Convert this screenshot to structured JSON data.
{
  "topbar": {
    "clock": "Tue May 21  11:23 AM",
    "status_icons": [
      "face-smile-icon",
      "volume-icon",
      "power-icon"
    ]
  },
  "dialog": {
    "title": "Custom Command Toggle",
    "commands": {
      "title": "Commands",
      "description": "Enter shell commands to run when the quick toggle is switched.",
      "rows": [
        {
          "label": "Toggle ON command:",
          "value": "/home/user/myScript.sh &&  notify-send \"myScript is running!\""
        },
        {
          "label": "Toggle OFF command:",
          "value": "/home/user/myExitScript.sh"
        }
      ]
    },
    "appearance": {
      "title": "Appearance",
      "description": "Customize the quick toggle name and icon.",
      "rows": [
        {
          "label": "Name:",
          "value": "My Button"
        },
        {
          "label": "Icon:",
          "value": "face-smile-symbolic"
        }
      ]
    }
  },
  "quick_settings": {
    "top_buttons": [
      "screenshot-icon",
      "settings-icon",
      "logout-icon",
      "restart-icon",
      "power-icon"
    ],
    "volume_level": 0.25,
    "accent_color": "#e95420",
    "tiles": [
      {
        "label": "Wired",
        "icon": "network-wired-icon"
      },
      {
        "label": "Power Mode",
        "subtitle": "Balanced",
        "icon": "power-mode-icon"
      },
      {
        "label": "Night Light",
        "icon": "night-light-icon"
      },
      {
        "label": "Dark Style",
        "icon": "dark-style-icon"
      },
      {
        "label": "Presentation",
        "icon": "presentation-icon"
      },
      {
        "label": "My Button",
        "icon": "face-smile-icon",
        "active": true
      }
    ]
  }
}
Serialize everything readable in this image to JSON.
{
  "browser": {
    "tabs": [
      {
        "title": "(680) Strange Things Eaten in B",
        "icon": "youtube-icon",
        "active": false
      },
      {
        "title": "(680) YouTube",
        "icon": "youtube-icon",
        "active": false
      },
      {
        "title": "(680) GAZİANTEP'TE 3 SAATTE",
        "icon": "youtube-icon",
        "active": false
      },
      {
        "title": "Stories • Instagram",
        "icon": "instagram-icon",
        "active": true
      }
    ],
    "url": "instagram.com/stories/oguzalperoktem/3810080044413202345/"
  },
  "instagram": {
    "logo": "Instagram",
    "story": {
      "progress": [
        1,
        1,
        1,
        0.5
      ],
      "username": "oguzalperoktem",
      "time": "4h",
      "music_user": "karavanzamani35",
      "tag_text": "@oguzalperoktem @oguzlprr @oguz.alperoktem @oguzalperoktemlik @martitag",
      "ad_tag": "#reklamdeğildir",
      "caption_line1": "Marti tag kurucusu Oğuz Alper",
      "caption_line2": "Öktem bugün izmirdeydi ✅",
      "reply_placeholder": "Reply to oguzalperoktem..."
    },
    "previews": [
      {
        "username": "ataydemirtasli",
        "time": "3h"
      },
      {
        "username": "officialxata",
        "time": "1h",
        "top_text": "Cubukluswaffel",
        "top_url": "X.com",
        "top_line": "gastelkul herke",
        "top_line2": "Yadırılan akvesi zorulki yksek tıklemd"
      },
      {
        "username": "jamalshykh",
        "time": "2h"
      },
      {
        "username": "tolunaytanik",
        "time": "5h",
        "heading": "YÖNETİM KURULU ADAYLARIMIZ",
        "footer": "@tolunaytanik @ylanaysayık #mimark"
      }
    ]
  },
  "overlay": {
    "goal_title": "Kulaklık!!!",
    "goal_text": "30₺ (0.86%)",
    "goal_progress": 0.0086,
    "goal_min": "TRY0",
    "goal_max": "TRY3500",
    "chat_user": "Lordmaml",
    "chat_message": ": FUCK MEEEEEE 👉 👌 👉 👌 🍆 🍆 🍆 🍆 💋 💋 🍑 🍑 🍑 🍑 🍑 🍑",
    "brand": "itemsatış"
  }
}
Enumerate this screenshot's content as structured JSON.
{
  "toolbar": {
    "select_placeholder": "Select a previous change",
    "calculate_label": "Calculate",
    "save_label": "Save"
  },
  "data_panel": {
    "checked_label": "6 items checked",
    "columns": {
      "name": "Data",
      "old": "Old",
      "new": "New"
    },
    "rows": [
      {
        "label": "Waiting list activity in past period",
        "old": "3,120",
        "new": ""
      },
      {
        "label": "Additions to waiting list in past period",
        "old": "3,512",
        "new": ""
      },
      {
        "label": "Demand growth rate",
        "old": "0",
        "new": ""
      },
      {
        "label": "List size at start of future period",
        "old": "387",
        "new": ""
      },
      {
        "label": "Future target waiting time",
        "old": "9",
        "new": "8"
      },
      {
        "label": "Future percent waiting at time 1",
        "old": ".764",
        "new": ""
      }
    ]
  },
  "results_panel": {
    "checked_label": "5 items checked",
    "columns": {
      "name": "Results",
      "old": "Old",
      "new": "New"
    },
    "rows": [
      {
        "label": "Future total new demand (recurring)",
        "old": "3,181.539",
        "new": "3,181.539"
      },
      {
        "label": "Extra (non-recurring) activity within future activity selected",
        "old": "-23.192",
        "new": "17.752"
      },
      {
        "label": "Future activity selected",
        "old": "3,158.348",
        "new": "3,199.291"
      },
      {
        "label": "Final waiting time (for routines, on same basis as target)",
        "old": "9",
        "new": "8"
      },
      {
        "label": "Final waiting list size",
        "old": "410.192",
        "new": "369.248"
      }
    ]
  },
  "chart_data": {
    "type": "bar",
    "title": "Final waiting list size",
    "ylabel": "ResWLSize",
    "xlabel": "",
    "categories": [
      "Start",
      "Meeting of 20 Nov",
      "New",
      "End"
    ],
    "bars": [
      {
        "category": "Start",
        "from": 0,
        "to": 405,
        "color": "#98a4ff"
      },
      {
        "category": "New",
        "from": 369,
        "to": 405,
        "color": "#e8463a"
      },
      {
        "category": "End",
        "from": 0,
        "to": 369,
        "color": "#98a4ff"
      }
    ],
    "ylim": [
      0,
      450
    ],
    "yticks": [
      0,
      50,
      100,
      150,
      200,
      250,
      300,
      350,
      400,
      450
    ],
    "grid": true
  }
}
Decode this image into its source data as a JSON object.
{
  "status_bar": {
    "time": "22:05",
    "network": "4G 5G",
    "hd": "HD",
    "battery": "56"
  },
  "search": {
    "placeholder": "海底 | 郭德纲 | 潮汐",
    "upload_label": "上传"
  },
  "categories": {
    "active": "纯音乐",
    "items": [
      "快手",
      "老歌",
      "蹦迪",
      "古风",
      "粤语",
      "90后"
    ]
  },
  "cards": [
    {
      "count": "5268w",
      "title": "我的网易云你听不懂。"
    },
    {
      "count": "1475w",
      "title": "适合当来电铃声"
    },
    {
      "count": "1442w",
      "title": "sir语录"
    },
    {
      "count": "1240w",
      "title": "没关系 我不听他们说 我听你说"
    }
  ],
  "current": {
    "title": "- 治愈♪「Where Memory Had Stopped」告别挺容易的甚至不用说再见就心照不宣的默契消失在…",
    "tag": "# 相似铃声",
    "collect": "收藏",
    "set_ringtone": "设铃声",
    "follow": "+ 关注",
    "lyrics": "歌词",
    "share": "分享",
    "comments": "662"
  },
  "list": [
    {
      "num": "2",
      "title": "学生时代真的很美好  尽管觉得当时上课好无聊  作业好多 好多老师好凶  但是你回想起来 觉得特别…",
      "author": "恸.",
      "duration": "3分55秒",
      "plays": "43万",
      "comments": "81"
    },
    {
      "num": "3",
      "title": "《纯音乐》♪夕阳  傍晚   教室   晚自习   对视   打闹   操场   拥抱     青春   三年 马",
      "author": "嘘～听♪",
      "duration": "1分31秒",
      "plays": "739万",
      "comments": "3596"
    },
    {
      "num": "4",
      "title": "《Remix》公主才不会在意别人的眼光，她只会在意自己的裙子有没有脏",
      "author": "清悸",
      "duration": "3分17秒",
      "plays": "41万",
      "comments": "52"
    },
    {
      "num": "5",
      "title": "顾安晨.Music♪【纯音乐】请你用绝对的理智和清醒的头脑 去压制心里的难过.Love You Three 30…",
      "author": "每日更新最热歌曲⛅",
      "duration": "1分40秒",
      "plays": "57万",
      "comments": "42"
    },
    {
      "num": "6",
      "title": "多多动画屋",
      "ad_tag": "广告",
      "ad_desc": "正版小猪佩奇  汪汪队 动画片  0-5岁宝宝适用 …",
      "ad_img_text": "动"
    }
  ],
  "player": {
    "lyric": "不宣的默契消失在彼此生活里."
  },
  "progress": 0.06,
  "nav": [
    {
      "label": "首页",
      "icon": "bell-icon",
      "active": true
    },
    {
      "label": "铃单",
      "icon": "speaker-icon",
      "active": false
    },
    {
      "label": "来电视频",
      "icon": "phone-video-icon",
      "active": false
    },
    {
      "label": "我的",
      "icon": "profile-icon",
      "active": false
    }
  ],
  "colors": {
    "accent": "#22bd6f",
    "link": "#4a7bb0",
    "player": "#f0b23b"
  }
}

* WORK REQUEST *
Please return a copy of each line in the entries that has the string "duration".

* RESULT OF THIS TASK *
      "duration": "3分55秒",
      "duration": "1分31秒",
      "duration": "3分17秒",
      "duration": "1分40秒",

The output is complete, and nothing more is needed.